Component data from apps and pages
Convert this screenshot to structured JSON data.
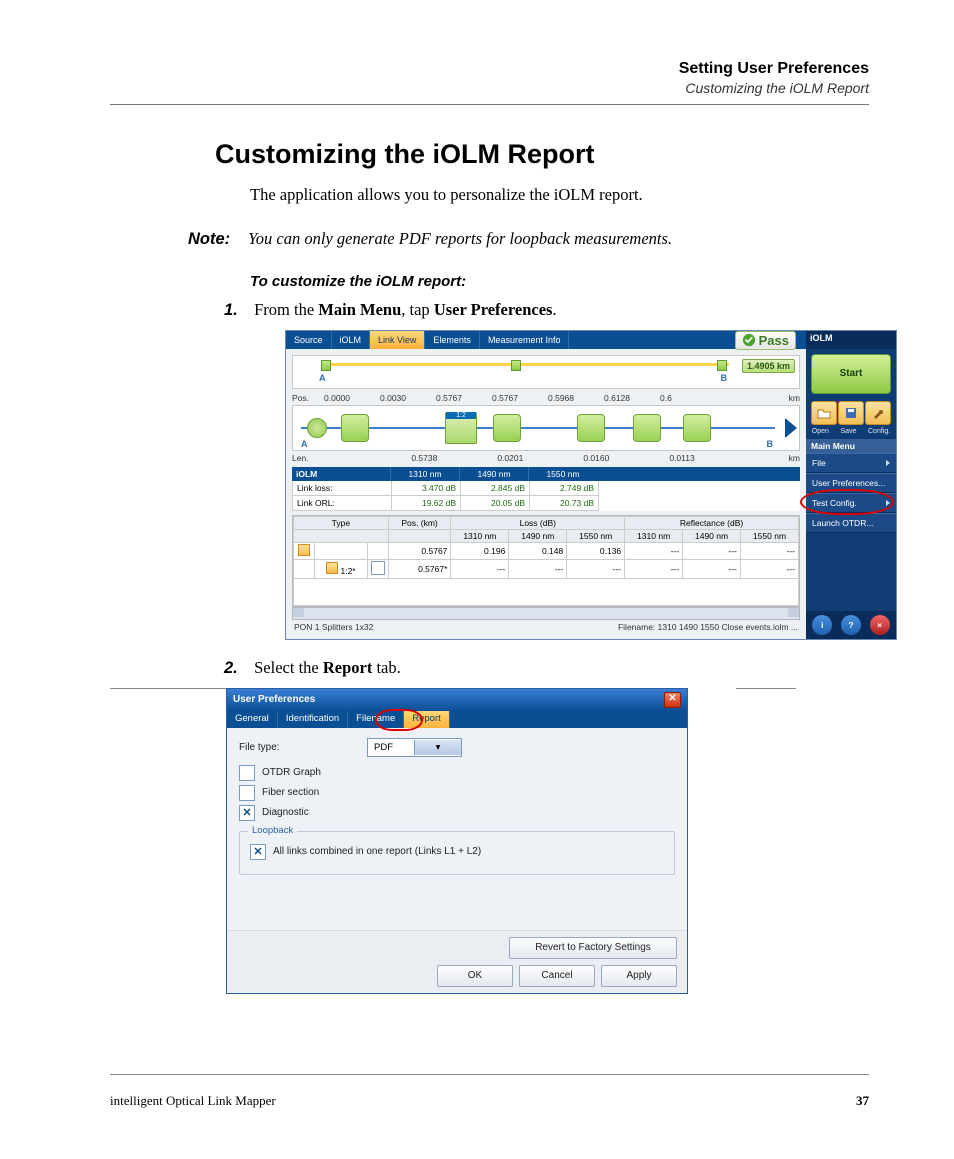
{
  "header": {
    "chapter": "Setting User Preferences",
    "section": "Customizing the iOLM Report"
  },
  "title": "Customizing the iOLM Report",
  "intro": "The application allows you to personalize the iOLM report.",
  "note": {
    "label": "Note:",
    "text": "You can only generate PDF reports for loopback measurements."
  },
  "procedure_title": "To customize the iOLM report:",
  "steps": {
    "s1_num": "1.",
    "s1_a": "From the ",
    "s1_b": "Main Menu",
    "s1_c": ", tap ",
    "s1_d": "User Preferences",
    "s1_e": ".",
    "s2_num": "2.",
    "s2_a": "Select the ",
    "s2_b": "Report",
    "s2_c": " tab."
  },
  "footer": {
    "product": "intelligent Optical Link Mapper",
    "page": "37"
  },
  "shot1": {
    "tabs": [
      "Source",
      "iOLM",
      "Link View",
      "Elements",
      "Measurement Info"
    ],
    "tabs_active_index": 2,
    "pass": "Pass",
    "ruler_km": "1.4905 km",
    "ruler_A": "A",
    "ruler_B": "B",
    "pos_label": "Pos.",
    "pos_values": [
      "0.0000",
      "0.0030",
      "0.5767",
      "0.5767",
      "0.5968",
      "0.6128",
      "0.6"
    ],
    "pos_unit": "km",
    "split_label": "1:2",
    "len_label": "Len.",
    "len_values": [
      "0.5738",
      "0.0201",
      "0.0160",
      "0.0113"
    ],
    "len_unit": "km",
    "wl_head": [
      "iOLM",
      "1310 nm",
      "1490 nm",
      "1550 nm"
    ],
    "link_loss": {
      "label": "Link loss:",
      "v": [
        "3.470 dB",
        "2.845 dB",
        "2.749 dB"
      ]
    },
    "link_orl": {
      "label": "Link ORL:",
      "v": [
        "19.62 dB",
        "20.05 dB",
        "20.73 dB"
      ]
    },
    "grid_head_top": [
      "Type",
      "Pos. (km)",
      "Loss (dB)",
      "Reflectance (dB)"
    ],
    "grid_head_sub": [
      "1310 nm",
      "1490 nm",
      "1550 nm",
      "1310 nm",
      "1490 nm",
      "1550 nm"
    ],
    "grid_rows": [
      {
        "type": "",
        "pos": "0.5767",
        "loss": [
          "0.196",
          "0.148",
          "0.136"
        ],
        "ref": [
          "---",
          "---",
          "---"
        ]
      },
      {
        "type": "1:2*",
        "pos": "0.5767*",
        "loss": [
          "---",
          "---",
          "---"
        ],
        "ref": [
          "---",
          "---",
          "---"
        ]
      }
    ],
    "status_left": "PON 1 Splitters 1x32",
    "status_right": "Filename: 1310 1490 1550 Close events.iolm ...",
    "side": {
      "brand": "iOLM",
      "start": "Start",
      "tool_labels": [
        "Open",
        "Save",
        "Config."
      ],
      "main_menu": "Main Menu",
      "items": [
        "File",
        "User Preferences...",
        "Test Config.",
        "Launch OTDR..."
      ],
      "foot_info": "i",
      "foot_help": "?",
      "foot_close": "×"
    }
  },
  "shot2": {
    "title": "User Preferences",
    "tabs": [
      "General",
      "Identification",
      "Filename",
      "Report"
    ],
    "tabs_active_index": 3,
    "file_type_label": "File type:",
    "file_type_value": "PDF",
    "checks": [
      {
        "label": "OTDR Graph",
        "checked": false
      },
      {
        "label": "Fiber section",
        "checked": false
      },
      {
        "label": "Diagnostic",
        "checked": true
      }
    ],
    "group_title": "Loopback",
    "group_check": {
      "label": "All links combined in one report (Links L1 + L2)",
      "checked": true
    },
    "btn_revert": "Revert to Factory Settings",
    "btn_ok": "OK",
    "btn_cancel": "Cancel",
    "btn_apply": "Apply"
  }
}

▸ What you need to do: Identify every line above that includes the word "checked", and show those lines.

▸ Answer:
        "checked": false
        "checked": false
        "checked": true
      "checked": true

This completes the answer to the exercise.